● **PROBLEM REQUIREMENTS**
Find every line below with the string "true" and pick it out.

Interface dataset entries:
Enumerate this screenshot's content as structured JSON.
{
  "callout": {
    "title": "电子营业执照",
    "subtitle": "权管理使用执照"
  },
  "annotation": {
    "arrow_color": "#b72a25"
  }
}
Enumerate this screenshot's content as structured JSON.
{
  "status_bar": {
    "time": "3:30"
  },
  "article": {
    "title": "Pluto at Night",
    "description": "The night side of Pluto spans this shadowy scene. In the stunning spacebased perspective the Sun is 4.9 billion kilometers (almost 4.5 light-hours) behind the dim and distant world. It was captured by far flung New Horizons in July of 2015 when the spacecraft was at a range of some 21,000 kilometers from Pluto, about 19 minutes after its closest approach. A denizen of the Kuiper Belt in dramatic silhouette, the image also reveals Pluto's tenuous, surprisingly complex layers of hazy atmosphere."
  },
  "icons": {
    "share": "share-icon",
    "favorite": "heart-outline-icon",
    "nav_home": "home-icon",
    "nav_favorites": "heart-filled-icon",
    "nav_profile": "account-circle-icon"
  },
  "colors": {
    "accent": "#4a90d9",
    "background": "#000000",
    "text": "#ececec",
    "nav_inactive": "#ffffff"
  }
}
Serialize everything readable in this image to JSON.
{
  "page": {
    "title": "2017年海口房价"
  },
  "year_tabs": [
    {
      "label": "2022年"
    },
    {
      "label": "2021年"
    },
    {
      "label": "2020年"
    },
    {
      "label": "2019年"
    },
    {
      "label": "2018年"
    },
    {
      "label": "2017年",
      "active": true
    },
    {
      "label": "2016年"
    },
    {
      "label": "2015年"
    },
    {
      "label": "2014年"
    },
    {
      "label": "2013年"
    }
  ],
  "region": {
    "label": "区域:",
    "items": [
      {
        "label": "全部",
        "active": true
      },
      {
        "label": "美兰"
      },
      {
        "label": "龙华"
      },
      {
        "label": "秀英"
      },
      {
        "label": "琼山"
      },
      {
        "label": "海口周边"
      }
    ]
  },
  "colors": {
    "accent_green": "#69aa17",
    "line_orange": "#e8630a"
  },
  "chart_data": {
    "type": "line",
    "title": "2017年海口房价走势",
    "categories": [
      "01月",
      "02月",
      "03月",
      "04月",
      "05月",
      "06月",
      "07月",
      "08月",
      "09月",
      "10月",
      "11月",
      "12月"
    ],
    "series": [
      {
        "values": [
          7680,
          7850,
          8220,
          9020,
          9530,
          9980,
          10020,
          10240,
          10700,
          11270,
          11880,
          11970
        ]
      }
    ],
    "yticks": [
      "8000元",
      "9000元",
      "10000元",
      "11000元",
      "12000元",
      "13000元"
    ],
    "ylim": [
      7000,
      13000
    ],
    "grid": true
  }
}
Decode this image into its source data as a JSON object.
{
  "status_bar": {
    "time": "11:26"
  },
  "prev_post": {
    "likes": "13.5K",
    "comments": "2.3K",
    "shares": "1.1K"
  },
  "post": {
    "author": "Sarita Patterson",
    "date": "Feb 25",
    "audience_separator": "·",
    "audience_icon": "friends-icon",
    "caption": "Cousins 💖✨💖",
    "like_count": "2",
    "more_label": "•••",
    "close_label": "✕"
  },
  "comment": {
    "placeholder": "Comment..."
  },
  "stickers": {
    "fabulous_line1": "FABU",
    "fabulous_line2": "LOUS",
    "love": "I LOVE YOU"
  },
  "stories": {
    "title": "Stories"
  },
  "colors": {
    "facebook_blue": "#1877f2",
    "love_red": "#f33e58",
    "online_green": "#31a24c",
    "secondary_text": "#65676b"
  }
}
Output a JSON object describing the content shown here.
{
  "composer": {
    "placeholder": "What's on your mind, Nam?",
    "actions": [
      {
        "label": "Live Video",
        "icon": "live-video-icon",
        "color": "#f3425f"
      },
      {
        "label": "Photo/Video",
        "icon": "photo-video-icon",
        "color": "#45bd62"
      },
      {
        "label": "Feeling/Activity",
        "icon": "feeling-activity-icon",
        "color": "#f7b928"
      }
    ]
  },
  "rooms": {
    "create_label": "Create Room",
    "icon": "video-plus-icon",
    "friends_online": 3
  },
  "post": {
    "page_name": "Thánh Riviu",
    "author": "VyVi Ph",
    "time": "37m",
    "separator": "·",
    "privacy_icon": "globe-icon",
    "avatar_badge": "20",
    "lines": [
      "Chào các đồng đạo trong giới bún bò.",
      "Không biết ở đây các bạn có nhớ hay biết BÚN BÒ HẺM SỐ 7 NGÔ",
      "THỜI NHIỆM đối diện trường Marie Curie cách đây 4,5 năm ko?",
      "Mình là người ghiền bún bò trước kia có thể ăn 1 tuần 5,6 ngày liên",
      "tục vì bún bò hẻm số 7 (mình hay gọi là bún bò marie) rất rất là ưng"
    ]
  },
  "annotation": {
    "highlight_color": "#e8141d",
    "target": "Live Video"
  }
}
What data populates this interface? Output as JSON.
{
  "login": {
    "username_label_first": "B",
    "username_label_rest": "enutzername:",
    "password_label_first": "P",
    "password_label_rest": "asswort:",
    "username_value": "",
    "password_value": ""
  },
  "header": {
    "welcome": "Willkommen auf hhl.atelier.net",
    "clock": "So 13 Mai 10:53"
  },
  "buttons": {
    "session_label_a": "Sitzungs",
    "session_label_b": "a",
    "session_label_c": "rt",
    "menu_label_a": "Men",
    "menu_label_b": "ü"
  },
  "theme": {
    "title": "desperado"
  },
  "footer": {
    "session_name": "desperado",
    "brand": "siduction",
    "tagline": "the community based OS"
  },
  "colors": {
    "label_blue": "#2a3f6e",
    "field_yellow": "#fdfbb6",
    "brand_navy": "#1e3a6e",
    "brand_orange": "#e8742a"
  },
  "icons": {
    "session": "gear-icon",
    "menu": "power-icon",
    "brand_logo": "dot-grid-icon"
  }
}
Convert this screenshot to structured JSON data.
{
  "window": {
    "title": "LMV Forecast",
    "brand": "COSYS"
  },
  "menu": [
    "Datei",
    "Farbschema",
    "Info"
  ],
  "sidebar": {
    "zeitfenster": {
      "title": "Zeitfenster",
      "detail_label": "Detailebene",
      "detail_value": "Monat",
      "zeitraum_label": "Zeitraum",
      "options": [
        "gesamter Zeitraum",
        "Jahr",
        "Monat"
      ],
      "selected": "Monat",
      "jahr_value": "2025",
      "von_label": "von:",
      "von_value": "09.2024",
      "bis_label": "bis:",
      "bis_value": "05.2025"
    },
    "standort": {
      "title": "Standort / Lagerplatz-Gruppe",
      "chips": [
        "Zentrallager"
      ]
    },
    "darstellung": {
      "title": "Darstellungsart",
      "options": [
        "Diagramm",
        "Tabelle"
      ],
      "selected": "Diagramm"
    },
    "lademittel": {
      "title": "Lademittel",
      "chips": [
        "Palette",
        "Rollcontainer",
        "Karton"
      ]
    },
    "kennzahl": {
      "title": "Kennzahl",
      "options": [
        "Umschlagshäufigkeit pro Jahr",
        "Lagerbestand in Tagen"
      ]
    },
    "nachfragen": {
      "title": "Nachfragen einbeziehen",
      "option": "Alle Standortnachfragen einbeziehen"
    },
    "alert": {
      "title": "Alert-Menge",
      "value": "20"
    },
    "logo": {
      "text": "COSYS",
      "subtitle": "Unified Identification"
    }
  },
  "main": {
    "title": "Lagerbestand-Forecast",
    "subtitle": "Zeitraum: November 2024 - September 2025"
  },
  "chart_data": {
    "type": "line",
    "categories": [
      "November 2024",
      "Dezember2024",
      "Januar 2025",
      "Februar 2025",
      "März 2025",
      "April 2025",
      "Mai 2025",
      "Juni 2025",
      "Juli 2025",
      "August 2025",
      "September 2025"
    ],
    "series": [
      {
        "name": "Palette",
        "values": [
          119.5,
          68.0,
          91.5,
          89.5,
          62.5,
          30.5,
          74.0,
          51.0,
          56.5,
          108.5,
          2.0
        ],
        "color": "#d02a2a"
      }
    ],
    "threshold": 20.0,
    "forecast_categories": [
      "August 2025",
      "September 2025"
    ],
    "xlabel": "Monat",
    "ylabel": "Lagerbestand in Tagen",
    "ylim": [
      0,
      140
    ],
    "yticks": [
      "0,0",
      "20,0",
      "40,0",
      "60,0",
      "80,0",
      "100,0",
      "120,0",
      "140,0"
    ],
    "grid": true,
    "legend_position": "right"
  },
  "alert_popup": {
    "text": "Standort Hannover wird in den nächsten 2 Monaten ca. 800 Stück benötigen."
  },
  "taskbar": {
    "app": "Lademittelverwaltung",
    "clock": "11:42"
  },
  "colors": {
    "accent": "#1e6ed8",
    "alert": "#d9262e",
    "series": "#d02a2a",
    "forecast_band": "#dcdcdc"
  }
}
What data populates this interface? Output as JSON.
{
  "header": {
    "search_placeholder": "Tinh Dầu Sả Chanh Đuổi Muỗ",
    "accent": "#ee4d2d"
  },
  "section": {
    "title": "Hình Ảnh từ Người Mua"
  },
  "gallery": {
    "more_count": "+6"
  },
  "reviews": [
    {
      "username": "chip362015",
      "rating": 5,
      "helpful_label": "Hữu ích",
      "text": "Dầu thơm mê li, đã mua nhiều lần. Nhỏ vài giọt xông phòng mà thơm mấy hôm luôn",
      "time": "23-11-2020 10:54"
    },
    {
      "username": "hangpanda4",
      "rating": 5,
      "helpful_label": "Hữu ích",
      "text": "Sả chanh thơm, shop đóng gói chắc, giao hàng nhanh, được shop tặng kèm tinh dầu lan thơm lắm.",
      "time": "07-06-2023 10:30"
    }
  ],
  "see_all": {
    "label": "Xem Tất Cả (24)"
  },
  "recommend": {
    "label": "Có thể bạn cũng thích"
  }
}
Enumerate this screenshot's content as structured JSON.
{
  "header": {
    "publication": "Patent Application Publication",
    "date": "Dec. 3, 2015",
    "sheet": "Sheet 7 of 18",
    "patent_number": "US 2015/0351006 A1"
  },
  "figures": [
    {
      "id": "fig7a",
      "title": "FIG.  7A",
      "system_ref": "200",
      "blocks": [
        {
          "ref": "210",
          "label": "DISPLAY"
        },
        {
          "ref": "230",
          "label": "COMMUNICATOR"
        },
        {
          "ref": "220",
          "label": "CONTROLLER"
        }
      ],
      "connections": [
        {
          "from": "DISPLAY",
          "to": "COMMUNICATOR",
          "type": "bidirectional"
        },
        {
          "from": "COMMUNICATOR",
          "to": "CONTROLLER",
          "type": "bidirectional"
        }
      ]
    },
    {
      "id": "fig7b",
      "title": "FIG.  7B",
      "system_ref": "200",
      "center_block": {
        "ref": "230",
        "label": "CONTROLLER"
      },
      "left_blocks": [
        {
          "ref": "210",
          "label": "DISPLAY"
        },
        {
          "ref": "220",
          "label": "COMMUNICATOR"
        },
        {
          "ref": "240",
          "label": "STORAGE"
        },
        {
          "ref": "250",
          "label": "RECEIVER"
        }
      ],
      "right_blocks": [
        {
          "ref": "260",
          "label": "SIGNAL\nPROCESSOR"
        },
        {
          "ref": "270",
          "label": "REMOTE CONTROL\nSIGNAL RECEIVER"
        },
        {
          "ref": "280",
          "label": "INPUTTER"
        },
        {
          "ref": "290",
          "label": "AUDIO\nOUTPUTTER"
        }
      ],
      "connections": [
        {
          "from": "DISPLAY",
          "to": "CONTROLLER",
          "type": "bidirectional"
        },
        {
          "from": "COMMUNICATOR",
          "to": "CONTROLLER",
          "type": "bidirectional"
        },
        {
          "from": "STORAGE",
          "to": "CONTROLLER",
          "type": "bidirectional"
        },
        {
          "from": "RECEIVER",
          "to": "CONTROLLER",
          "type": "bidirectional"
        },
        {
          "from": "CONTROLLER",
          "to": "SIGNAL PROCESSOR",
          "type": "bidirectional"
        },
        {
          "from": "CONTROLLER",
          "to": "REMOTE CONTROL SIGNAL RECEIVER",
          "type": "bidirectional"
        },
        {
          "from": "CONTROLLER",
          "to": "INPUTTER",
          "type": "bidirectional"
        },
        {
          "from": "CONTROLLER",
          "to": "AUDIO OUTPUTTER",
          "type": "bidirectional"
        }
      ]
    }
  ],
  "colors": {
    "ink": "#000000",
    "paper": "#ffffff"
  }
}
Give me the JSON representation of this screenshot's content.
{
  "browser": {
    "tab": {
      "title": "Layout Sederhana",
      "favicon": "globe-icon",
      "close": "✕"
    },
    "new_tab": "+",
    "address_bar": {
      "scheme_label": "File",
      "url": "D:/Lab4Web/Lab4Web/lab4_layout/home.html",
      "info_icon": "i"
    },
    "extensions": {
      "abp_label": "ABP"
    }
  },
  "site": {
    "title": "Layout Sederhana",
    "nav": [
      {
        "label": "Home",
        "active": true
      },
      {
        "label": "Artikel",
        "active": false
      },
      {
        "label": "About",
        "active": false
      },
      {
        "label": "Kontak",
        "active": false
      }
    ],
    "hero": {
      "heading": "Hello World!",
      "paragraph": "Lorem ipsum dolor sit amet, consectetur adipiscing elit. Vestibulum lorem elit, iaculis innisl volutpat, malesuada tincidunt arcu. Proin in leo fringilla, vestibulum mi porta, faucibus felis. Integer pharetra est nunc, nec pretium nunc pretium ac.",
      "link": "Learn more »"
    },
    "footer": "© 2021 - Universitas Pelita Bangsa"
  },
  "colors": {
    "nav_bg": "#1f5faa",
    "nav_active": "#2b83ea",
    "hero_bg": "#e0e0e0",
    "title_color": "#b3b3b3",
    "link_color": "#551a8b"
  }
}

● **OUTPUT FOR THIS EXERCISE**
      "active": true
        "active": true
    "grid": true
    "grid": true,
        "active": true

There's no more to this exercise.